[[ Extracted records open ]]
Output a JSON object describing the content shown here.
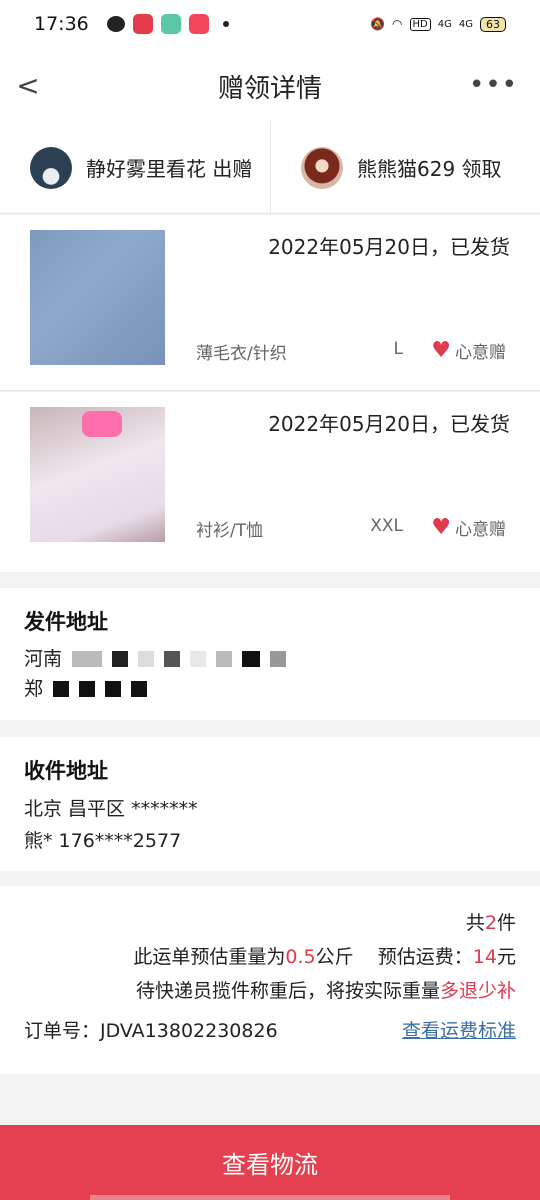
{
  "status": {
    "time": "17:36",
    "icons": [
      "wechat-icon",
      "app-red-icon",
      "app-green-icon",
      "app-video-icon",
      "dot-icon"
    ],
    "right_icons": [
      "mute-icon",
      "wifi-icon",
      "hd-icon",
      "signal-4g-icon",
      "signal-4g-icon-2"
    ],
    "hd": "HD",
    "sig1": "4G",
    "sig2": "4G",
    "battery": "63"
  },
  "nav": {
    "back": "<",
    "title": "赠领详情",
    "more": "•••"
  },
  "parties": [
    {
      "name": "静好雾里看花 出赠"
    },
    {
      "name": "熊熊猫629 领取"
    }
  ],
  "items": [
    {
      "date": "2022年05月20日，已发货",
      "category": "薄毛衣/针织",
      "size": "L",
      "tag": "心意赠"
    },
    {
      "date": "2022年05月20日，已发货",
      "category": "衬衫/T恤",
      "size": "XXL",
      "tag": "心意赠"
    }
  ],
  "send": {
    "title": "发件地址",
    "line1_start": "河南",
    "line2_start": "郑"
  },
  "receive": {
    "title": "收件地址",
    "line1": "北京 昌平区 *******",
    "line2": "熊* 176****2577"
  },
  "summary": {
    "count_prefix": "共",
    "count": "2",
    "count_suffix": "件",
    "weight_prefix": "此运单预估重量为",
    "weight": "0.5",
    "weight_unit": "公斤",
    "fee_label": "预估运费：",
    "fee": "14",
    "fee_unit": "元",
    "note_prefix": "待快递员揽件称重后，将按实际重量",
    "note_red": "多退少补",
    "order_label": "订单号：JDVA13802230826",
    "order_link": "查看运费标准"
  },
  "footer": {
    "button": "查看物流"
  },
  "colors": {
    "accent": "#e5404f",
    "red_text": "#e03a4f",
    "link": "#3a6ea5"
  }
}
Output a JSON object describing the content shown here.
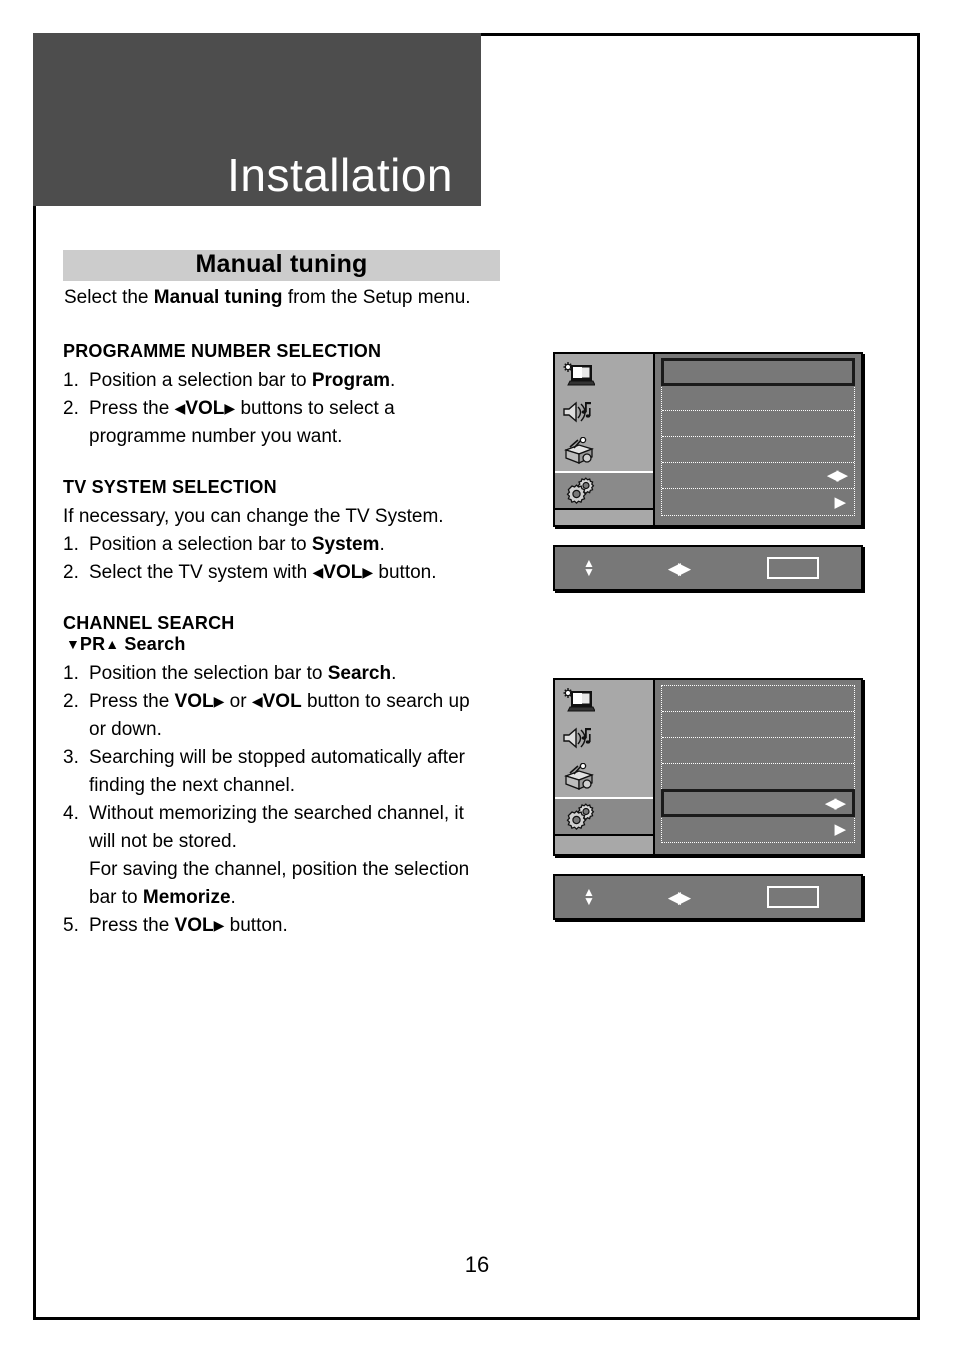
{
  "chapter": {
    "title": "Installation"
  },
  "section": {
    "title": "Manual tuning"
  },
  "lead": {
    "before": "Select the ",
    "bold": "Manual tuning",
    "after": " from the Setup menu."
  },
  "programme_number_selection": {
    "heading": "PROGRAMME NUMBER SELECTION",
    "steps": [
      {
        "num": "1.",
        "parts": [
          {
            "t": "Position a selection bar to "
          },
          {
            "t": "Program",
            "b": true
          },
          {
            "t": "."
          }
        ]
      },
      {
        "num": "2.",
        "parts": [
          {
            "t": "Press the  "
          },
          {
            "t": "◀",
            "icon": "left-triangle-icon"
          },
          {
            "t": "VOL",
            "b": true
          },
          {
            "t": "▶",
            "icon": "right-triangle-icon"
          },
          {
            "t": " buttons to select a"
          }
        ],
        "cont": "programme number you want."
      }
    ]
  },
  "tv_system_selection": {
    "heading": "TV SYSTEM SELECTION",
    "intro": "If necessary, you can change the TV System.",
    "steps": [
      {
        "num": "1.",
        "parts": [
          {
            "t": "Position a selection bar to "
          },
          {
            "t": "System",
            "b": true
          },
          {
            "t": "."
          }
        ]
      },
      {
        "num": "2.",
        "parts": [
          {
            "t": "Select the TV system with  "
          },
          {
            "t": "◀",
            "icon": "left-triangle-icon"
          },
          {
            "t": "VOL",
            "b": true
          },
          {
            "t": "▶",
            "icon": "right-triangle-icon"
          },
          {
            "t": " button."
          }
        ]
      }
    ]
  },
  "channel_search": {
    "heading": "CHANNEL SEARCH",
    "subheading_parts": [
      {
        "t": "▼",
        "icon": "down-triangle-icon"
      },
      {
        "t": "PR",
        "b": true
      },
      {
        "t": "▲",
        "icon": "up-triangle-icon"
      },
      {
        "t": " Search",
        "b": true
      }
    ],
    "steps": [
      {
        "num": "1.",
        "parts": [
          {
            "t": "Position the selection bar to "
          },
          {
            "t": "Search",
            "b": true
          },
          {
            "t": "."
          }
        ]
      },
      {
        "num": "2.",
        "parts": [
          {
            "t": "Press the "
          },
          {
            "t": "VOL",
            "b": true
          },
          {
            "t": "▶",
            "icon": "right-triangle-icon"
          },
          {
            "t": " or  "
          },
          {
            "t": "◀",
            "icon": "left-triangle-icon"
          },
          {
            "t": "VOL",
            "b": true
          },
          {
            "t": " button to search up"
          }
        ],
        "cont": "or down."
      },
      {
        "num": "3.",
        "parts": [
          {
            "t": "Searching will be stopped automatically after"
          }
        ],
        "cont": "finding the next channel."
      },
      {
        "num": "4.",
        "parts": [
          {
            "t": "Without memorizing the searched channel, it"
          }
        ],
        "cont": "will not be stored.",
        "cont2_parts": [
          {
            "t": "For saving the channel, position the selection"
          }
        ],
        "cont3_parts": [
          {
            "t": "bar to "
          },
          {
            "t": "Memorize",
            "b": true
          },
          {
            "t": "."
          }
        ]
      },
      {
        "num": "5.",
        "parts": [
          {
            "t": "Press the "
          },
          {
            "t": "VOL",
            "b": true
          },
          {
            "t": "▶",
            "icon": "right-triangle-icon"
          },
          {
            "t": " button."
          }
        ]
      }
    ]
  },
  "osd": {
    "sidebar_icons": [
      {
        "name": "picture-icon"
      },
      {
        "name": "sound-icon"
      },
      {
        "name": "feature-icon"
      },
      {
        "name": "setup-icon"
      }
    ],
    "menu_top": {
      "rows": 6,
      "highlight_row": 1,
      "row_markers": {
        "5": "left-right-arrow",
        "6": "right-arrow"
      }
    },
    "menu_bottom": {
      "rows": 6,
      "highlight_row": 5,
      "row_markers": {
        "5": "left-right-arrow",
        "6": "right-arrow"
      }
    },
    "help_bar": {
      "updown_glyphs": "▲▼",
      "leftright_glyphs": "◀▶",
      "box_label": ""
    }
  },
  "colors": {
    "header_block": "#4d4d4d",
    "section_bar": "#cccccc",
    "osd_sidebar": "#a8a8a8",
    "osd_sidebar_selected": "#8a8a8a",
    "osd_panel": "#787878",
    "osd_outline": "#000000",
    "text": "#000000"
  },
  "page_number": "16"
}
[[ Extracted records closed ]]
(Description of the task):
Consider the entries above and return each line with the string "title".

(The completed task):
    "title": "赠领详情",
    "title": "发件地址",
    "title": "收件地址",
    "title": "Installation"
    "title": "Manual tuning"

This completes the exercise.